  98. 98.
    Lutteke T, von der Lieth CW (2004) pdb-care (PDB carbohydrate residue check): a program to support annotation of complex carbohydrate structures in PDB files. BMC Bioinformatics 5:69CrossRefGoogle Scholar
  99. 99.
    Collaborative Computational Project, Number 4 (1994) Acta Cryst D50:760–763.
  100. 100.
    Smart OS, Womack TO, Flensburg C, Keller P, Paciorek W et al (2012) Exploiting structure similarity in refinement: automated NCS and target-structure restraints in BUSTER. Acta Crystallogr D 68:368–380CrossRefGoogle Scholar
  101. 101.
    Vriend G (1990) WHAT IF: a molecular modeling and drug design program. J Mol Graph 8(52–56):29Google Scholar
  102. 102.
    Adams PD, Afonine PV, Bunkoczi G, Chen VB, Davis IW et al (2010) PHENIX: a comprehensive Python-based system for macromolecular structure solution. Acta Crystallogr D 66:213–221CrossRefGoogle Scholar
  103. 103.
    Vaguine AA, Richelle J, Wodak SJ (1999) SFCHECK: a unified set of procedures for evaluating the quality of macromolecular structure-factor data and their agreement with the atomic model. Acta Crystallogr D 55:191–205CrossRefGoogle Scholar
  104. 104.
    Luthy R, Bowie JU, Eisenberg D (1992) Assessment of protein models with three-dimensional profiles. Nature 356:83–85CrossRefGoogle Scholar
  105. 105.
    Urzhumtseva L, Afonine PV, Adams PD, Urzhumtsev A (2009) Crystallographic model quality at a glance. Acta Crystallogr D 65:297–300CrossRefGoogle Scholar
  106. 106.
    Bhattacharya A, Tejero R, Montelione GT (2007) Evaluating protein structures determined by structural genomics consortia. Proteins 66:778–795CrossRefGoogle Scholar
  107. 107.
    Sippl MJ (1993) Recognition of errors in three-dimensional structures of proteins. Proteins 17:355–362CrossRefGoogle Scholar
  108. 108.
    Wiederstein M, Sippl MJ (2007) ProSA-web: interactive web service for the recognition of errors in three-dimensional structures of proteins. Nucleic Acids Res 35:W407–W410CrossRefGoogle Scholar
  109. 109.
    Colovos C, Yeates TO (1993) Verification of protein structures: patterns of nonbonded atomic interactions. Protein Sci 2:1511–1519CrossRefGoogle Scholar
  110. 110.
    Berman HM, Westbrook J, Feng Z, Gilliland G, Bhat TN et al (2000) The protein data bank. Nucleic Acids Res 28:235–242CrossRefGoogle Scholar

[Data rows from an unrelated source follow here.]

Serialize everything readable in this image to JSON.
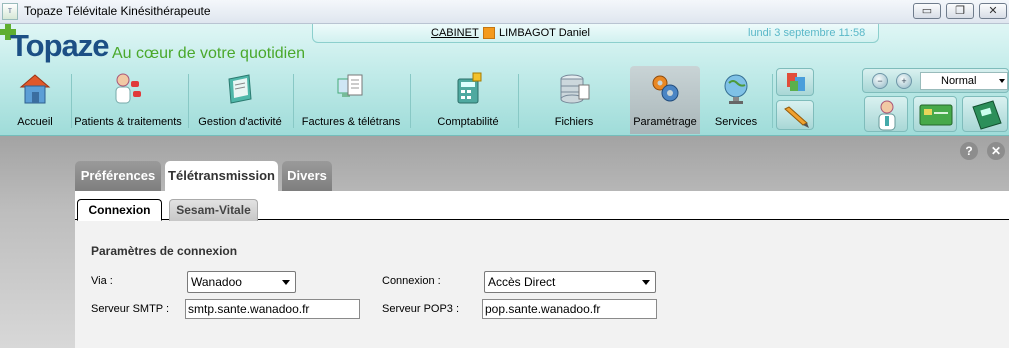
{
  "window": {
    "title": "Topaze Télévitale Kinésithérapeute",
    "minimize_glyph": "▭",
    "restore_glyph": "❐",
    "close_glyph": "✕"
  },
  "header": {
    "logo": "Topaze",
    "tagline": "Au cœur de votre quotidien",
    "cabinet_link": "CABINET",
    "user_name": "LIMBAGOT Daniel",
    "user_color": "#f49a1c",
    "date": "lundi 3 septembre 11:58"
  },
  "ribbon": {
    "items": [
      {
        "label": "Accueil",
        "icon": "house-icon"
      },
      {
        "label": "Patients & traitements",
        "icon": "patients-icon"
      },
      {
        "label": "Gestion d'activité",
        "icon": "activity-icon"
      },
      {
        "label": "Factures & télétrans",
        "icon": "invoices-icon"
      },
      {
        "label": "Comptabilité",
        "icon": "calculator-icon"
      },
      {
        "label": "Fichiers",
        "icon": "database-icon"
      },
      {
        "label": "Paramétrage",
        "icon": "gears-icon"
      },
      {
        "label": "Services",
        "icon": "globe-icon"
      }
    ],
    "zoom_value": "Normal"
  },
  "content": {
    "help_glyph": "?",
    "close_glyph": "✕",
    "tabs": [
      "Préférences",
      "Télétransmission",
      "Divers"
    ],
    "active_tab": "Télétransmission",
    "subtabs": [
      "Connexion",
      "Sesam-Vitale"
    ],
    "active_subtab": "Connexion",
    "section_title": "Paramètres de connexion",
    "form": {
      "via_label": "Via :",
      "via_value": "Wanadoo",
      "connexion_label": "Connexion :",
      "connexion_value": "Accès Direct",
      "smtp_label": "Serveur SMTP :",
      "smtp_value": "smtp.sante.wanadoo.fr",
      "pop3_label": "Serveur POP3 :",
      "pop3_value": "pop.sante.wanadoo.fr"
    }
  }
}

Copyright information

© Springer International Publishing Switzerland 2015

Authors and Affiliations

  1. 1.The Joint Center for Structural GenomicsSan DiegoUSA
  2. 2.Department of Integrative Structural and Computational BiologyThe Scripps Research InstituteLa JollaUSA
  3. 3.VistaUSA
  4. 4.Department of Genetic EpidemiologyMedical University of InnsbruckInnsbruckAustria

Personalised recommendations